- Records shown:
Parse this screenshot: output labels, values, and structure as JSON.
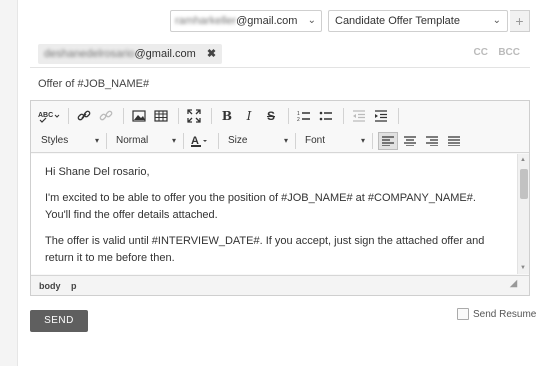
{
  "compose": {
    "from_email_blurred": "ramharkeller",
    "from_email_domain": "@gmail.com",
    "template_select": "Candidate Offer Template",
    "add_label": "+",
    "to_blurred": "deshanedelrosario",
    "to_domain": "@gmail.com",
    "remove_label": "✖",
    "cc": "CC",
    "bcc": "BCC",
    "subject": "Offer of #JOB_NAME#"
  },
  "toolbar": {
    "styles": "Styles",
    "format": "Normal",
    "size": "Size",
    "font": "Font"
  },
  "body": {
    "greeting": "Hi Shane Del rosario,",
    "paragraph1": "I'm excited to be able to offer you the position of #JOB_NAME# at #COMPANY_NAME#. You'll find the offer details attached.",
    "paragraph2": "The offer is valid until #INTERVIEW_DATE#. If you accept, just sign the attached offer and return it to me before then."
  },
  "status_path": [
    "body",
    "p"
  ],
  "footer": {
    "send_label": "SEND",
    "send_resume_label": "Send Resume"
  }
}
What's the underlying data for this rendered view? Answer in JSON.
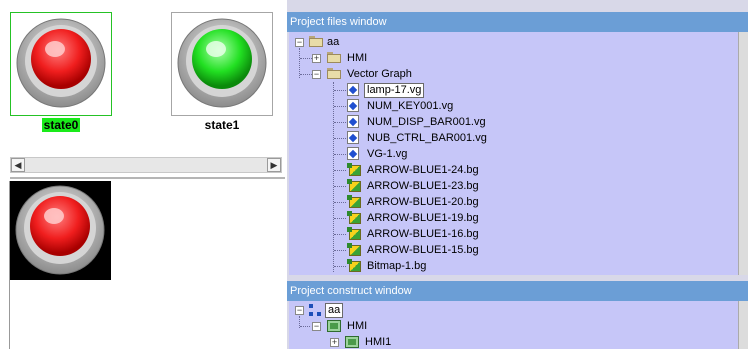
{
  "left_panel": {
    "states": [
      {
        "label": "state0",
        "color": "red",
        "selected": true
      },
      {
        "label": "state1",
        "color": "green",
        "selected": false
      }
    ]
  },
  "project_files": {
    "title": "Project files window",
    "root": "aa",
    "items": [
      {
        "label": "HMI",
        "type": "folder",
        "expander": "+"
      },
      {
        "label": "Vector Graph",
        "type": "folder",
        "expander": "-"
      },
      {
        "label": "lamp-17.vg",
        "type": "vg",
        "selected": true
      },
      {
        "label": "NUM_KEY001.vg",
        "type": "vg"
      },
      {
        "label": "NUM_DISP_BAR001.vg",
        "type": "vg"
      },
      {
        "label": "NUB_CTRL_BAR001.vg",
        "type": "vg"
      },
      {
        "label": "VG-1.vg",
        "type": "vg"
      },
      {
        "label": "ARROW-BLUE1-24.bg",
        "type": "bg"
      },
      {
        "label": "ARROW-BLUE1-23.bg",
        "type": "bg"
      },
      {
        "label": "ARROW-BLUE1-20.bg",
        "type": "bg"
      },
      {
        "label": "ARROW-BLUE1-19.bg",
        "type": "bg"
      },
      {
        "label": "ARROW-BLUE1-16.bg",
        "type": "bg"
      },
      {
        "label": "ARROW-BLUE1-15.bg",
        "type": "bg"
      },
      {
        "label": "Bitmap-1.bg",
        "type": "bg"
      }
    ]
  },
  "project_construct": {
    "title": "Project construct window",
    "root": "aa",
    "items": [
      {
        "label": "HMI",
        "expander": "-"
      },
      {
        "label": "HMI1",
        "expander": "+"
      }
    ]
  },
  "colors": {
    "title_bar": "#6b9ed6",
    "tree_bg": "#c6c6f8",
    "selected_state_bg": "#1aeb1a",
    "lamp_red": "#f01e1e",
    "lamp_green": "#22e022"
  }
}
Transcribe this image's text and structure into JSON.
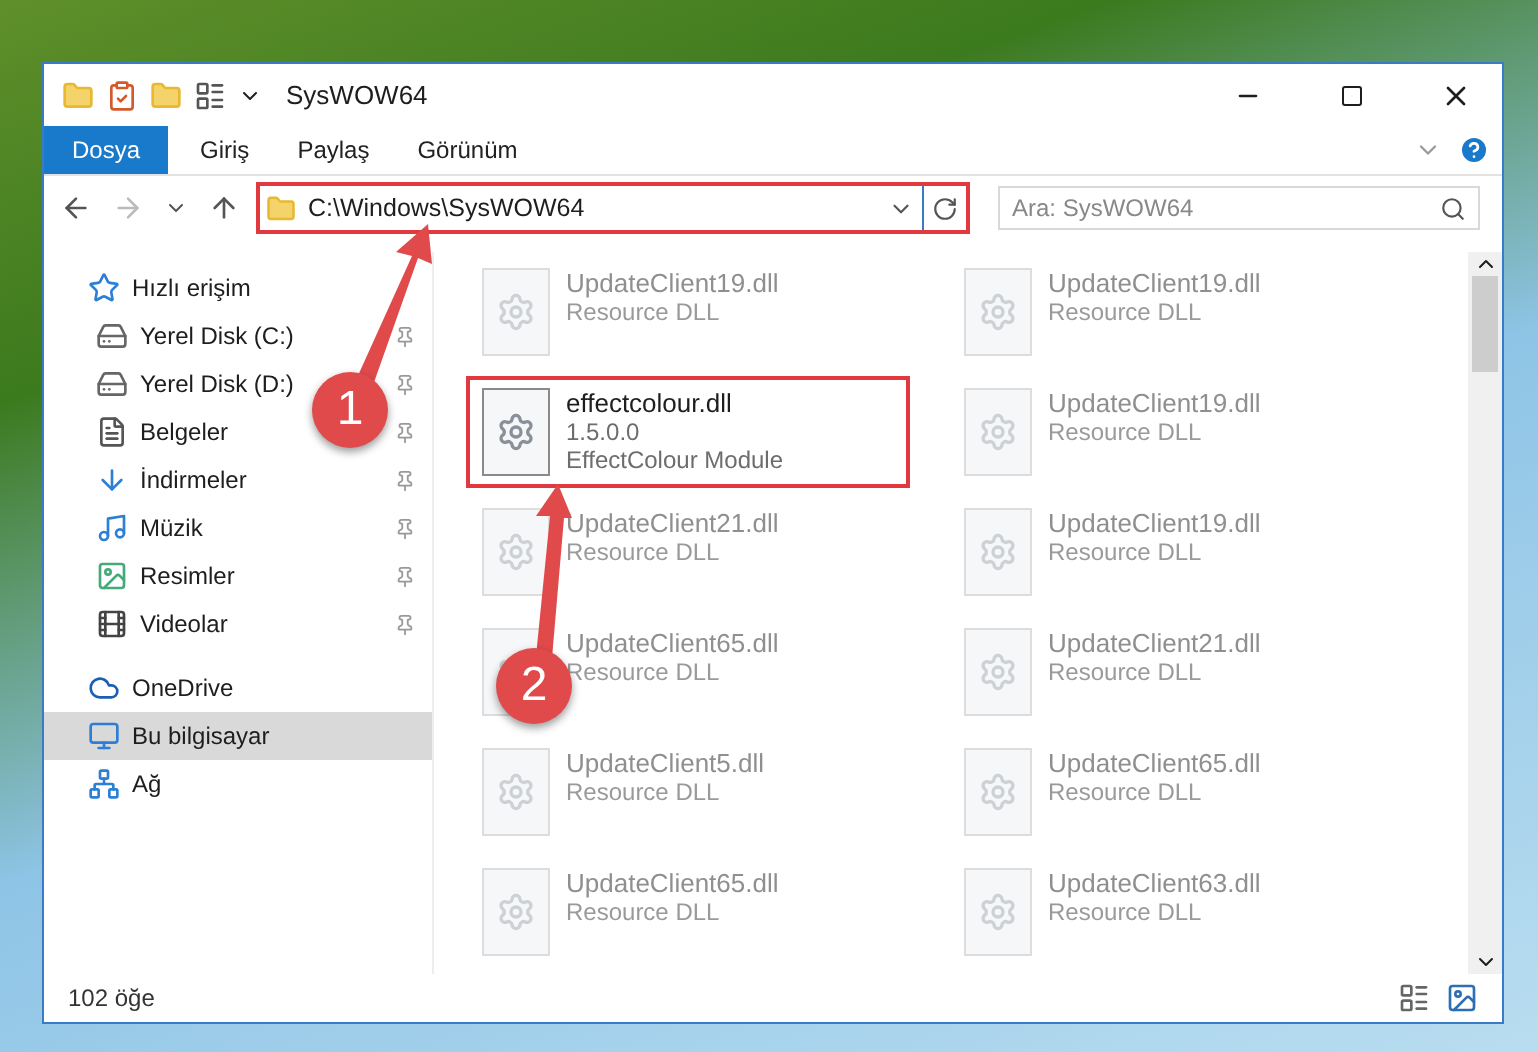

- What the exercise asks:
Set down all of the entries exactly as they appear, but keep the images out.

- Final answer:
Parse this screenshot: output labels, values, and structure as JSON.
{
  "compose": {
    "from_email_blurred": "ramharkeller",
    "from_email_domain": "@gmail.com",
    "template_select": "Candidate Offer Template",
    "add_label": "+",
    "to_blurred": "deshanedelrosario",
    "to_domain": "@gmail.com",
    "remove_label": "✖",
    "cc": "CC",
    "bcc": "BCC",
    "subject": "Offer of #JOB_NAME#"
  },
  "toolbar": {
    "styles": "Styles",
    "format": "Normal",
    "size": "Size",
    "font": "Font"
  },
  "body": {
    "greeting": "Hi Shane Del rosario,",
    "paragraph1": "I'm excited to be able to offer you the position of #JOB_NAME# at #COMPANY_NAME#. You'll find the offer details attached.",
    "paragraph2": "The offer is valid until #INTERVIEW_DATE#. If you accept, just sign the attached offer and return it to me before then."
  },
  "status_path": [
    "body",
    "p"
  ],
  "footer": {
    "send_label": "SEND",
    "send_resume_label": "Send Resume"
  }
}
What's the underlying data for this rendered view? Answer in JSON.
{
  "left_panel": {
    "states": [
      {
        "label": "state0",
        "color": "red",
        "selected": true
      },
      {
        "label": "state1",
        "color": "green",
        "selected": false
      }
    ]
  },
  "project_files": {
    "title": "Project files window",
    "root": "aa",
    "items": [
      {
        "label": "HMI",
        "type": "folder",
        "expander": "+"
      },
      {
        "label": "Vector Graph",
        "type": "folder",
        "expander": "-"
      },
      {
        "label": "lamp-17.vg",
        "type": "vg",
        "selected": true
      },
      {
        "label": "NUM_KEY001.vg",
        "type": "vg"
      },
      {
        "label": "NUM_DISP_BAR001.vg",
        "type": "vg"
      },
      {
        "label": "NUB_CTRL_BAR001.vg",
        "type": "vg"
      },
      {
        "label": "VG-1.vg",
        "type": "vg"
      },
      {
        "label": "ARROW-BLUE1-24.bg",
        "type": "bg"
      },
      {
        "label": "ARROW-BLUE1-23.bg",
        "type": "bg"
      },
      {
        "label": "ARROW-BLUE1-20.bg",
        "type": "bg"
      },
      {
        "label": "ARROW-BLUE1-19.bg",
        "type": "bg"
      },
      {
        "label": "ARROW-BLUE1-16.bg",
        "type": "bg"
      },
      {
        "label": "ARROW-BLUE1-15.bg",
        "type": "bg"
      },
      {
        "label": "Bitmap-1.bg",
        "type": "bg"
      }
    ]
  },
  "project_construct": {
    "title": "Project construct window",
    "root": "aa",
    "items": [
      {
        "label": "HMI",
        "expander": "-"
      },
      {
        "label": "HMI1",
        "expander": "+"
      }
    ]
  },
  "colors": {
    "title_bar": "#6b9ed6",
    "tree_bg": "#c6c6f8",
    "selected_state_bg": "#1aeb1a",
    "lamp_red": "#f01e1e",
    "lamp_green": "#22e022"
  }
}
Transcribe this image's text and structure into JSON.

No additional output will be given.